▸ Exercise prompt:
Filter these entries down to the lines that hold the word "screenshot", and show each of them.

▸ Exercise materials:

═══

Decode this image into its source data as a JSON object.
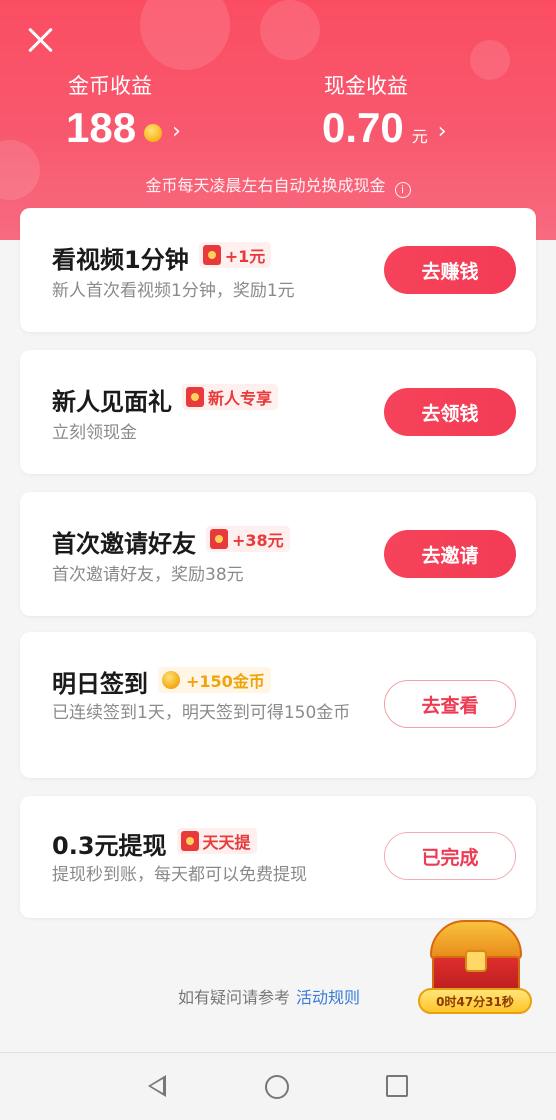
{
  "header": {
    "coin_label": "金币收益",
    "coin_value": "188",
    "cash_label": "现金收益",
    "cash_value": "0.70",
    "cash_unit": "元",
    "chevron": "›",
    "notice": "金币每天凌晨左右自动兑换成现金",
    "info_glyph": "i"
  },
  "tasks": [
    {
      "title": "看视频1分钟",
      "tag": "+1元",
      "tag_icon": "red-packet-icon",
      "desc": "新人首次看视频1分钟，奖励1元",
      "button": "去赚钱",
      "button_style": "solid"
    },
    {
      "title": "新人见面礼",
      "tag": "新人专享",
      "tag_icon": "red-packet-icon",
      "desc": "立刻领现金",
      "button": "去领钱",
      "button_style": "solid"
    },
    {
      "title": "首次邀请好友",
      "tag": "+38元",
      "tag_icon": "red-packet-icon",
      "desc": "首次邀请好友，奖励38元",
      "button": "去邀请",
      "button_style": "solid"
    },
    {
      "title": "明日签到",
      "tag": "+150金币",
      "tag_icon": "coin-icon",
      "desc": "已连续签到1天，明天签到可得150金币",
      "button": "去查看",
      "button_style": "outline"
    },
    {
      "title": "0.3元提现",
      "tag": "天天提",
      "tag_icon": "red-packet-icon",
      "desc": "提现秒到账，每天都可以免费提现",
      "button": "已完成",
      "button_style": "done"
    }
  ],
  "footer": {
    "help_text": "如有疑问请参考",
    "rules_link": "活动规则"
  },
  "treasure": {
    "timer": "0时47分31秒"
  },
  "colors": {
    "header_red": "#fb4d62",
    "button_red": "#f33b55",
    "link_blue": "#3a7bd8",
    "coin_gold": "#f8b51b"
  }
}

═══

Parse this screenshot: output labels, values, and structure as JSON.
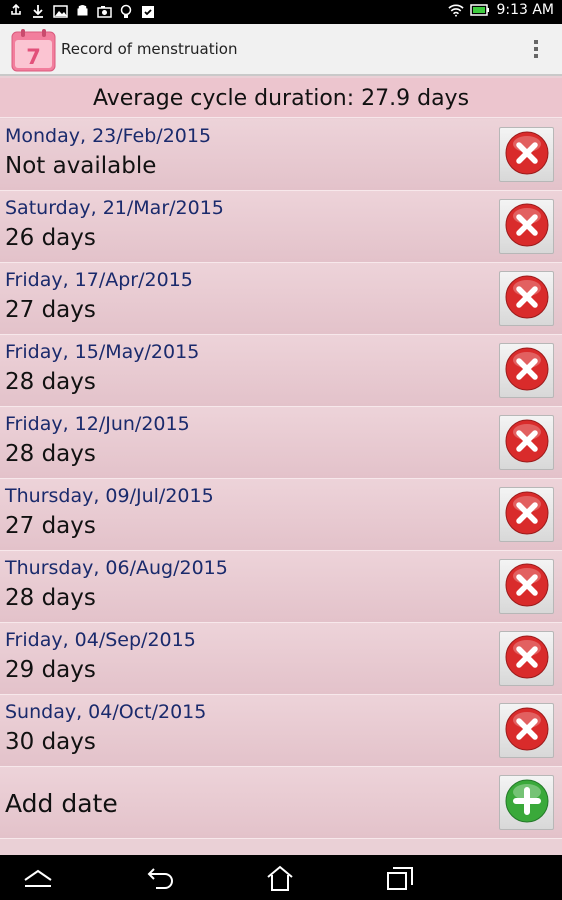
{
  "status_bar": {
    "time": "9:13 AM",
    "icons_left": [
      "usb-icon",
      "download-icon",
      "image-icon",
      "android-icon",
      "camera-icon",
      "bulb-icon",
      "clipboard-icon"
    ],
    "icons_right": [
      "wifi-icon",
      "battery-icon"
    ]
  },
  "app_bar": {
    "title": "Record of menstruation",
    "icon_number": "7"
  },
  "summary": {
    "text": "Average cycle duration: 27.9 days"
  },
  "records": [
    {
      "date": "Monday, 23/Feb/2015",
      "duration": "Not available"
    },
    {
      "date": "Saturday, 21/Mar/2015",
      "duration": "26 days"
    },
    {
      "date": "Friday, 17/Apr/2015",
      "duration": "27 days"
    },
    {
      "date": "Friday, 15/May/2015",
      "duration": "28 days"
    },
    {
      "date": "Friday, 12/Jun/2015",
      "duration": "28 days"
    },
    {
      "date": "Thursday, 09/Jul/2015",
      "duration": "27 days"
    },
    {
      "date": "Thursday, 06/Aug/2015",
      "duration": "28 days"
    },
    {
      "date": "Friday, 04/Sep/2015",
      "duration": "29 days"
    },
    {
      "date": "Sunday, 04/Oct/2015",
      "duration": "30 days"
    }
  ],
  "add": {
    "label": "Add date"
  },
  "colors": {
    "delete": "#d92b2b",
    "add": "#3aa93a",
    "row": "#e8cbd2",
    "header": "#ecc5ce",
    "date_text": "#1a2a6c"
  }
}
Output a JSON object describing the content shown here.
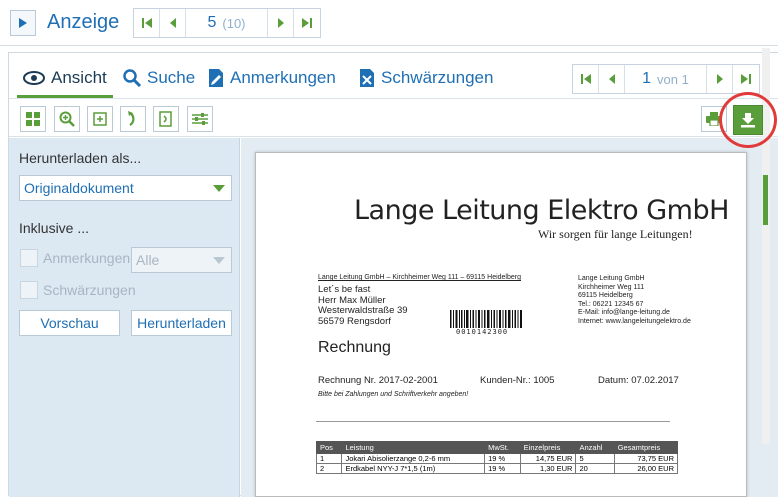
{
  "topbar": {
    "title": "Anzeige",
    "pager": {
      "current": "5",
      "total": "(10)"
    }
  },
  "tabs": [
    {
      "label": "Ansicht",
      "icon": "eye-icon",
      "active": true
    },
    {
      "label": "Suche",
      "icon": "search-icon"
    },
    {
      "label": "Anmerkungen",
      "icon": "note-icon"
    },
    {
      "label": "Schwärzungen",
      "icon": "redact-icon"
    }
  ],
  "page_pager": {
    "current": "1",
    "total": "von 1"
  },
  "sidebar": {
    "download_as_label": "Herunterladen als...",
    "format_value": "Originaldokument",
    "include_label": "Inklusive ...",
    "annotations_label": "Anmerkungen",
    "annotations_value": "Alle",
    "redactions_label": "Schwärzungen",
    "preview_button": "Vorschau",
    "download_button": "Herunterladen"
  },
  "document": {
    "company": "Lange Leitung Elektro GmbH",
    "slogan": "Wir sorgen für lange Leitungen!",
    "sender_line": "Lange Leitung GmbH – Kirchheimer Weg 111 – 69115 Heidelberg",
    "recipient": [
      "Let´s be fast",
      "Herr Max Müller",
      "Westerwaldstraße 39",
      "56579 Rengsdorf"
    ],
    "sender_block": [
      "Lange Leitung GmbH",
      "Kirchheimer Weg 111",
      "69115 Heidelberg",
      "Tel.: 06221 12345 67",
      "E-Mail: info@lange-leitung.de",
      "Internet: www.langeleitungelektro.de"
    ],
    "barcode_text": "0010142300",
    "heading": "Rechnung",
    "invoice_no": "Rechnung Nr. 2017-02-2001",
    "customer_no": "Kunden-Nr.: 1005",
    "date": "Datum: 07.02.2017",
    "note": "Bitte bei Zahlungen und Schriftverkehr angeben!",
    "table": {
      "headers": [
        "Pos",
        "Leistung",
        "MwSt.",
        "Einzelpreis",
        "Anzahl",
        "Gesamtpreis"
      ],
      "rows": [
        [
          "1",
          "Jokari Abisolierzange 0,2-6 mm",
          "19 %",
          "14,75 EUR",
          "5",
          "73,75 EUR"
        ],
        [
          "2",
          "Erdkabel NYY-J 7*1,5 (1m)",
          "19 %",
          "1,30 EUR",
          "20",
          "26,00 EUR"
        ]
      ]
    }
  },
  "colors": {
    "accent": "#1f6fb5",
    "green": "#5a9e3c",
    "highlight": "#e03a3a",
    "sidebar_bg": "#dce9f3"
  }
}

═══

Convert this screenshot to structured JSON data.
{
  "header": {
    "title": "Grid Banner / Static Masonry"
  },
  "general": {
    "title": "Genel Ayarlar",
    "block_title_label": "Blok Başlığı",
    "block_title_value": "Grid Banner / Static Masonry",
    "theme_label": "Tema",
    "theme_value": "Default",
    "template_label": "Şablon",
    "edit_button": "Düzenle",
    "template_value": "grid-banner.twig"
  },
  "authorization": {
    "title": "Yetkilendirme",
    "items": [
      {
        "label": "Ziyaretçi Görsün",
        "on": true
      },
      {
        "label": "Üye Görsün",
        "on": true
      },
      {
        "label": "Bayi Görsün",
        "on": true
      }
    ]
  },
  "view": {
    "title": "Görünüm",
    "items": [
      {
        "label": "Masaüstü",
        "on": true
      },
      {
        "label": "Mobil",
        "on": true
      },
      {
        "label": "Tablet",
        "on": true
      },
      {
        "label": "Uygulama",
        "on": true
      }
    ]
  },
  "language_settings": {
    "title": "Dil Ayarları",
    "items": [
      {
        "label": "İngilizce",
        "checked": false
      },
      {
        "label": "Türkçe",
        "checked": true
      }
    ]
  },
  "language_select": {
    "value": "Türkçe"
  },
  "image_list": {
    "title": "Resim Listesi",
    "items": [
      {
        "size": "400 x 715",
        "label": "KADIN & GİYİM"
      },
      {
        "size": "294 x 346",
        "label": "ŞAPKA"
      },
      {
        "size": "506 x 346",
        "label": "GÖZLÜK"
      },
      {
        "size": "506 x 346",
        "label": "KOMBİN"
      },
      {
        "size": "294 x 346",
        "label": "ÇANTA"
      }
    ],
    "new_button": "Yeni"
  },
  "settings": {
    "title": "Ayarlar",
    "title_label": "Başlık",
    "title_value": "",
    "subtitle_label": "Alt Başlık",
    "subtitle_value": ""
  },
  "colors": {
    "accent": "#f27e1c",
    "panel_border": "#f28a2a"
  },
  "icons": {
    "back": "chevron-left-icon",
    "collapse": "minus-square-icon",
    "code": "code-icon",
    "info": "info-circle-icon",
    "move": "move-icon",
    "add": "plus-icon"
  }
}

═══

▸ Result of this task:
Parse this screenshot: output labels, values, and structure as JSON.
Convert this screenshot to structured JSON data.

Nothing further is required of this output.